## TASK PROMPT
Each entry must come back word for word; drop the images as you go.

## RECORDS FOR THE EXERCISE
= = =
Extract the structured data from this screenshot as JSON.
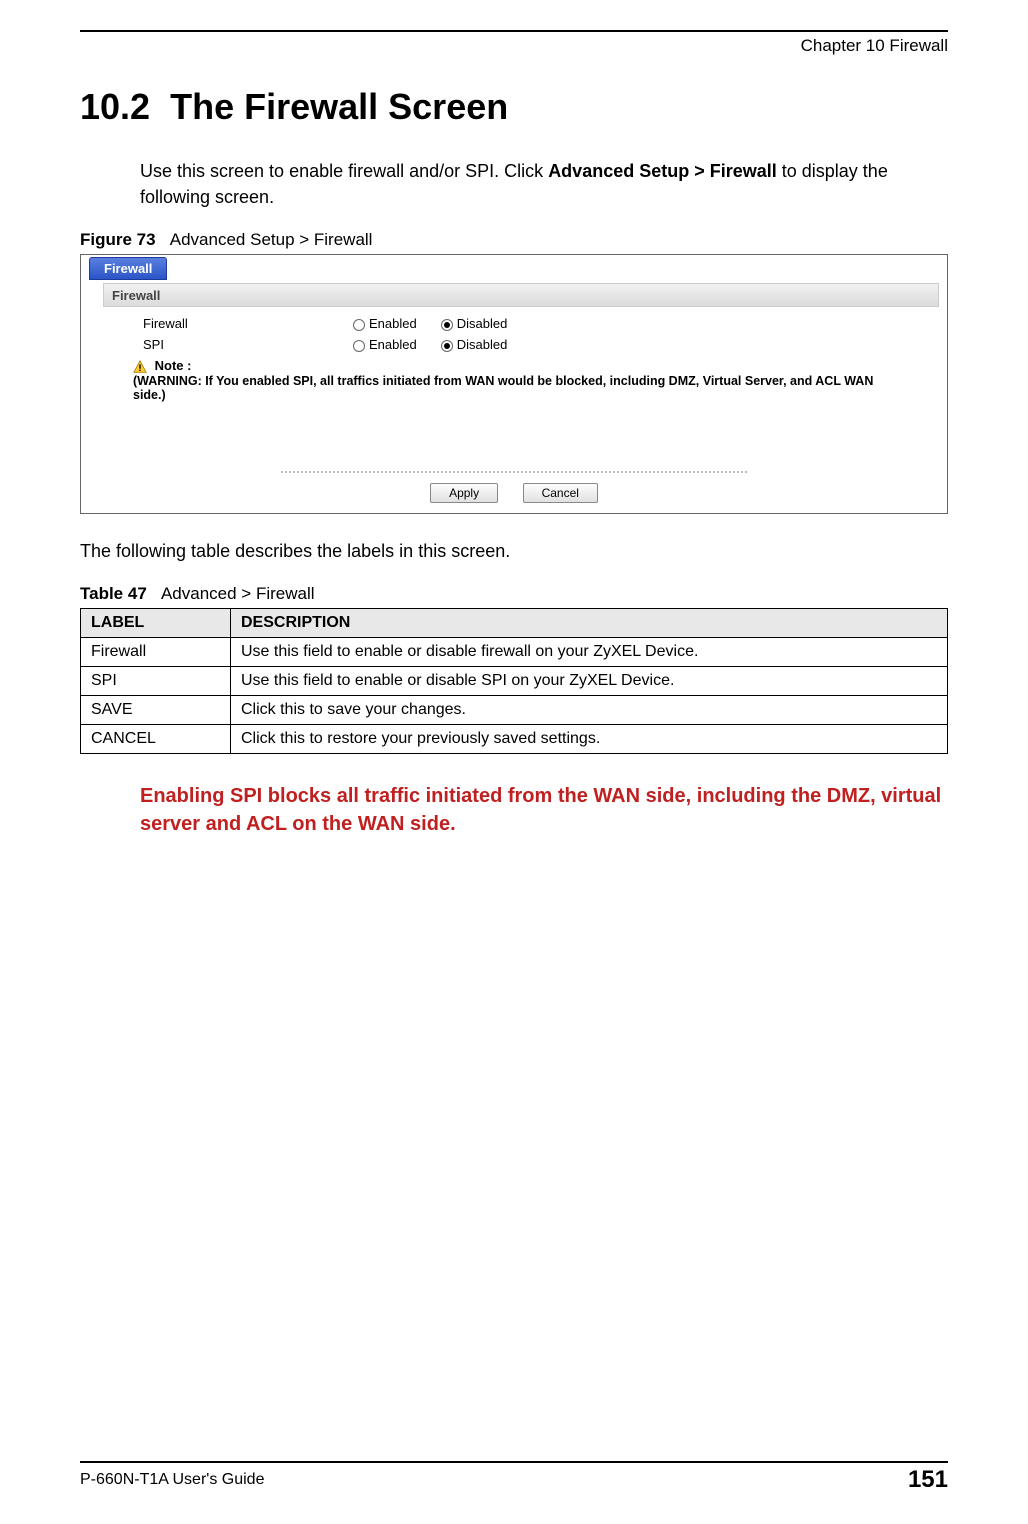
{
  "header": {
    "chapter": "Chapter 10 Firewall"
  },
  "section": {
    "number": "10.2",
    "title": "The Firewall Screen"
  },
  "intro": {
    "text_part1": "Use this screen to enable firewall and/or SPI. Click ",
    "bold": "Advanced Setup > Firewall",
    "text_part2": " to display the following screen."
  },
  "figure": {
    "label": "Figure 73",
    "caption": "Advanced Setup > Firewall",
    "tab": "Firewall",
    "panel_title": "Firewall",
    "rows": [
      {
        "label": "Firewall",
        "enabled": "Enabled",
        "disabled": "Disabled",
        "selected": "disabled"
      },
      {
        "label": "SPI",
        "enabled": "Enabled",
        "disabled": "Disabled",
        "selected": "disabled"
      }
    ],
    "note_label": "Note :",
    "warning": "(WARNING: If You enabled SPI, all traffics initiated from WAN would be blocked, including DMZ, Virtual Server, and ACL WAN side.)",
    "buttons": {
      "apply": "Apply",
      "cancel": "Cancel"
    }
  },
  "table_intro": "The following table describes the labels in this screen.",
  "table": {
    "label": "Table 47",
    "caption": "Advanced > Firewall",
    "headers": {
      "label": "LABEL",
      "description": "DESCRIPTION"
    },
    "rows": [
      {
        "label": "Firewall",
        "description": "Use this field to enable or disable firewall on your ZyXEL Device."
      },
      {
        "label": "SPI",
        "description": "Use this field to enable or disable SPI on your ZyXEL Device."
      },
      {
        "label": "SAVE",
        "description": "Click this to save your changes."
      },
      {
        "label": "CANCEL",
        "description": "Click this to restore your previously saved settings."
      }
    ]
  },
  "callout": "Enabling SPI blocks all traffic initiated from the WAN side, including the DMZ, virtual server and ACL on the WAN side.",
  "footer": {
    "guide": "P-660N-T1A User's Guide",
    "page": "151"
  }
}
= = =
## FINISHED EXERCISE
Extract the structured data from this screenshot as JSON.
{
  "header": {
    "chapter": "Chapter 10 Firewall"
  },
  "section": {
    "number": "10.2",
    "title": "The Firewall Screen"
  },
  "intro": {
    "text_part1": "Use this screen to enable firewall and/or SPI. Click ",
    "bold": "Advanced Setup > Firewall",
    "text_part2": " to display the following screen."
  },
  "figure": {
    "label": "Figure 73",
    "caption": "Advanced Setup > Firewall",
    "tab": "Firewall",
    "panel_title": "Firewall",
    "rows": [
      {
        "label": "Firewall",
        "enabled": "Enabled",
        "disabled": "Disabled",
        "selected": "disabled"
      },
      {
        "label": "SPI",
        "enabled": "Enabled",
        "disabled": "Disabled",
        "selected": "disabled"
      }
    ],
    "note_label": "Note :",
    "warning": "(WARNING: If You enabled SPI, all traffics initiated from WAN would be blocked, including DMZ, Virtual Server, and ACL WAN side.)",
    "buttons": {
      "apply": "Apply",
      "cancel": "Cancel"
    }
  },
  "table_intro": "The following table describes the labels in this screen.",
  "table": {
    "label": "Table 47",
    "caption": "Advanced > Firewall",
    "headers": {
      "label": "LABEL",
      "description": "DESCRIPTION"
    },
    "rows": [
      {
        "label": "Firewall",
        "description": "Use this field to enable or disable firewall on your ZyXEL Device."
      },
      {
        "label": "SPI",
        "description": "Use this field to enable or disable SPI on your ZyXEL Device."
      },
      {
        "label": "SAVE",
        "description": "Click this to save your changes."
      },
      {
        "label": "CANCEL",
        "description": "Click this to restore your previously saved settings."
      }
    ]
  },
  "callout": "Enabling SPI blocks all traffic initiated from the WAN side, including the DMZ, virtual server and ACL on the WAN side.",
  "footer": {
    "guide": "P-660N-T1A User's Guide",
    "page": "151"
  }
}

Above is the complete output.